    Sources: WSJ, Deutsche Welle

  3. Masked Protests Mark Guy Fawkes Night

    Traditionally, Guy Fawkes Night celebrates a Catholic dissident’s failed plot to blow up the House of Lords in London. But Tuesday’s global protests reflect just how much the festival has changed. The hacktivist collective Anonymous announced a “million mask march,” and protesters wearing the famous Guy Fawkes mask gathered in cities from Cape Town to Bangalore to London, where protesters opposed the U.K. government’s austerity program. The exact purpose of the protests remains unclear, beyond a general spirit of anti-authoritarianism. Ironically, the clearest beneficiary of the evening might be the media giant Time Warner, which owns the rights to the Guy Fawkes image. 

    Sources: International Business Times, Business Insider

  4. Vatican Launches Worldwide Poll of Clergy

    Religious institutions like the Catholic Church ordinarily issue edicts, not questionnaires, but yet again, Pope Francis is proving he’s not a typical pontiff. A new Vatican survey seeks clergy input about their changing flocks and approach to family and pastoral issues, including previously-taboo topics like gay marriage, divorce and single-parent families. Is this part of Francis’s effort to decentralize power and reform doctrine, or an admission that the Church is behind the times? And could the exercise subject the pontiff to criticism that, like other world leaders, he is governing with one eye on the polls?

    Sources: The Telegraph, The Guardian,

  5. M.I.A.’s Latest Album Underscores Her Ironic Stance on Cultural Heritage

    The London-born musician of Sri Lankan descent has taken a lot of heat for her cross-cultural style. Her willingness to borrow from non-Western influences makes for great listening but sometimes uneasy politics. Vice’s Aeysha Siddiqi argues that M.I.A.’s polyglot style could be read as an ironic critique of demands for the rest of the world to fit Western categories and standards. But for some reviewers, there is one standard that M.I.A.’s latest album, Matangi, released Tuesday, just does not live up to: that of her previous genre-shattering work.

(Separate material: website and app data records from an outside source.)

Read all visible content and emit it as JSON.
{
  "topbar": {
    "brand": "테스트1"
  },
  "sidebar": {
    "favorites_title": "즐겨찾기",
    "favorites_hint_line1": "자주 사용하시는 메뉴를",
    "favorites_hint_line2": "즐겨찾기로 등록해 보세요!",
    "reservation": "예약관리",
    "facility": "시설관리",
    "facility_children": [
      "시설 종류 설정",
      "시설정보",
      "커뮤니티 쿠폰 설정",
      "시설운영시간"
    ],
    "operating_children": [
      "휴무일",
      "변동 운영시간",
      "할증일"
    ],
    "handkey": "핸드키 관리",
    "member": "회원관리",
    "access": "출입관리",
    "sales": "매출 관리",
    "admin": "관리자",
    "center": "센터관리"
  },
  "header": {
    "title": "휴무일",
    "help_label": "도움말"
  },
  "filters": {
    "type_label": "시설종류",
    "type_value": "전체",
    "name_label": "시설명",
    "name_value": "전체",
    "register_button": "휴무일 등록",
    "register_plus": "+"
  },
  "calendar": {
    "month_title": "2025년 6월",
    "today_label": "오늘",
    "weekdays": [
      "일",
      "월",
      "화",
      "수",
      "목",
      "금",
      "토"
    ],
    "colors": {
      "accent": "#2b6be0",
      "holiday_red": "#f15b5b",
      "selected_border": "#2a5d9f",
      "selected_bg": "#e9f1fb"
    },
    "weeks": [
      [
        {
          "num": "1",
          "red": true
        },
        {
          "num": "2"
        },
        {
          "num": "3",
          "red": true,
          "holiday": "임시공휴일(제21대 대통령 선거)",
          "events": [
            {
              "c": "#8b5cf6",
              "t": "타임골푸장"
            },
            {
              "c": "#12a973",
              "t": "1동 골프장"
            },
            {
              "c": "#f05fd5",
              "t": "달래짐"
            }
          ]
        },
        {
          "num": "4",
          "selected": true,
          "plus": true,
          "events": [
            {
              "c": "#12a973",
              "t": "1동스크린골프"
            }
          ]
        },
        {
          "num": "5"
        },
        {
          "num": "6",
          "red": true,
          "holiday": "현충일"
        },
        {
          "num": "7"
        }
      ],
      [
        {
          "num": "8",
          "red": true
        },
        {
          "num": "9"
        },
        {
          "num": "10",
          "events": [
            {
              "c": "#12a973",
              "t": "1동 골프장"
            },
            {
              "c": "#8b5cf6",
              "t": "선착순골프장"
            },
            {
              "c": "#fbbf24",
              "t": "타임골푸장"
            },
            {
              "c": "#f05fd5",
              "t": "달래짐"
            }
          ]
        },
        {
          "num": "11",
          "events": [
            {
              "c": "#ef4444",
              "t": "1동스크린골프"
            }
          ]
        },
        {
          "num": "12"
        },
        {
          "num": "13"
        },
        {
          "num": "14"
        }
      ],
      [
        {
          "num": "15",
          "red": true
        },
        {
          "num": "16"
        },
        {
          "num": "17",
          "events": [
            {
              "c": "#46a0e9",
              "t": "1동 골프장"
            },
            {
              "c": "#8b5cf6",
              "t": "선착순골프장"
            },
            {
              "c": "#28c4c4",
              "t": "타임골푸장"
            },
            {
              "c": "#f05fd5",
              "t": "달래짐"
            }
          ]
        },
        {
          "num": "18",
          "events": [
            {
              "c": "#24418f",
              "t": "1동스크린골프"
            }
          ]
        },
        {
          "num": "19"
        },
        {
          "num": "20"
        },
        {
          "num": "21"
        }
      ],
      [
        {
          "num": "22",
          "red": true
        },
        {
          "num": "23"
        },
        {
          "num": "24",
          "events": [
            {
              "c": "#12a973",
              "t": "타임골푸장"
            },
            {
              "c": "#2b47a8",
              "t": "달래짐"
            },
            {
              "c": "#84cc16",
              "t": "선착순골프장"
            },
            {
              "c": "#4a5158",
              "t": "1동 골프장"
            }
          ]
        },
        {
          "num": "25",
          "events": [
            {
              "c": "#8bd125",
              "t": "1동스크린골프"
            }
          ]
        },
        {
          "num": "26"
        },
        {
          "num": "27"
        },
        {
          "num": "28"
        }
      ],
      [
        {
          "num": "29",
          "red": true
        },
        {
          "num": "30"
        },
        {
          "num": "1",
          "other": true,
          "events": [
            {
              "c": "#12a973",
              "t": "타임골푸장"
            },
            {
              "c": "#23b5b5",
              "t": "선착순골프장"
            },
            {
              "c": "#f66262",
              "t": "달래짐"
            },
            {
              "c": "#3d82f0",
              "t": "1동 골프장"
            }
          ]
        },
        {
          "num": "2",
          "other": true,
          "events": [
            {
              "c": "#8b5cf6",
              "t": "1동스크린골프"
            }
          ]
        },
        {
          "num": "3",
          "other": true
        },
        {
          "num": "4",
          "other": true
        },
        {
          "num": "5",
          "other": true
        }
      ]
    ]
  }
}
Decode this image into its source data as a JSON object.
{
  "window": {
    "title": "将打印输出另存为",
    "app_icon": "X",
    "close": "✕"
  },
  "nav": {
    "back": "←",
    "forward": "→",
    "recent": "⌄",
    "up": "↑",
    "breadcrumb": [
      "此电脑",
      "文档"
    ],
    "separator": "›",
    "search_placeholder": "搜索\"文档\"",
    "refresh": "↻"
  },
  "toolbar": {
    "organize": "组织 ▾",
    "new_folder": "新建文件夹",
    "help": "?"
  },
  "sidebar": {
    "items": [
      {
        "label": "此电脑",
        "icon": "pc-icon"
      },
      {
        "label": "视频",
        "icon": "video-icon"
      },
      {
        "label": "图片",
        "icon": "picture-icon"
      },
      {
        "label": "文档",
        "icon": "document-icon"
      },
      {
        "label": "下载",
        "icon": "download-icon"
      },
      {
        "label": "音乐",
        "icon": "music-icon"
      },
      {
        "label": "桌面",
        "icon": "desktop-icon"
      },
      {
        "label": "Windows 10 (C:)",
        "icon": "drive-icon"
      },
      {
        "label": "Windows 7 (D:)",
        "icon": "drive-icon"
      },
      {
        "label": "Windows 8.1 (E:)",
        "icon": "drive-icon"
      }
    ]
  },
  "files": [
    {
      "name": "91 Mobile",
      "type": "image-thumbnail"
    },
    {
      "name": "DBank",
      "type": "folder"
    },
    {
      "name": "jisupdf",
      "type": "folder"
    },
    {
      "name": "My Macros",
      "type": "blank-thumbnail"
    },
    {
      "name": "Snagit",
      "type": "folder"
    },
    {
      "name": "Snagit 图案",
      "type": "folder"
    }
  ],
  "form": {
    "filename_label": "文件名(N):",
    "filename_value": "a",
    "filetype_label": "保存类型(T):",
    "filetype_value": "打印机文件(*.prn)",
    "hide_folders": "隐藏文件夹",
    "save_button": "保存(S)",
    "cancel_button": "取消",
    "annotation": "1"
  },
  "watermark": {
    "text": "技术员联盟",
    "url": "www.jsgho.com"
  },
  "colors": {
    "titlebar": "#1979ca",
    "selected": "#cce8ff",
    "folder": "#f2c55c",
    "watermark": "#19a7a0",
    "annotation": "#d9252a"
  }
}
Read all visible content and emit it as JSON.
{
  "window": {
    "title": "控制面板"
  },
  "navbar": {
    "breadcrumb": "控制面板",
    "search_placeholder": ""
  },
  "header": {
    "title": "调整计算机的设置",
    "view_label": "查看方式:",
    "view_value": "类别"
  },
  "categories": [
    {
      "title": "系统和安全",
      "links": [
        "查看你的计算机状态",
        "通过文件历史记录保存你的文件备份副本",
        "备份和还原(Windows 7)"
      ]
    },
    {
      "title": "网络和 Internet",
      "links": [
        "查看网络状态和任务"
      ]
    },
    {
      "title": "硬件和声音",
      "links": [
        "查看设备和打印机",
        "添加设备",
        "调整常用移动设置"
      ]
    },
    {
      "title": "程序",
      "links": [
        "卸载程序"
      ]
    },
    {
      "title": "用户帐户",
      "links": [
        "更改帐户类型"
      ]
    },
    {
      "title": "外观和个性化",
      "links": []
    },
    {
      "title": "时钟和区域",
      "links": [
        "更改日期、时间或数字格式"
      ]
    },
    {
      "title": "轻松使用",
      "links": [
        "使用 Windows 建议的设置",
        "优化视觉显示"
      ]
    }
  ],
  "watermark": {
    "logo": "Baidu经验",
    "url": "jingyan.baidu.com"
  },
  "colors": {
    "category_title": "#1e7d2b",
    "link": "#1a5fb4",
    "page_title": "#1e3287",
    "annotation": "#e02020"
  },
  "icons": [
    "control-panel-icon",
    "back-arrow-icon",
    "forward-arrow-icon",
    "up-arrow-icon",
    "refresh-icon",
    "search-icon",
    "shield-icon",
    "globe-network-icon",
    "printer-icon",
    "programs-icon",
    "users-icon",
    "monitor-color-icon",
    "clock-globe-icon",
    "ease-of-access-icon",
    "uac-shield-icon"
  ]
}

    Source: Vice

  6. Freak Incidents Take Down Star Athletes…and Their Fans

    First Green Bay Packers quarterback Aaron Rodgers broke his collarbone. Then an enthusiastic fan bowled over Olympic swimmer Ryan Lochte so badly he tore his MCL (she was unscathed, how does that work?). But the winner, and yet another casualty of Monday’s Bears-Packers game, was a Wisconsin woman who lost a high-stakes bet on the game and was tasered by her Bears-fan husband outside a bar. Her spouse was the real loser — he was arrested and faces a possible $10,000 fine and up to six years in prison.

    Sources: USA Today, ESPN, SI, Beaver Dam Daily Citizen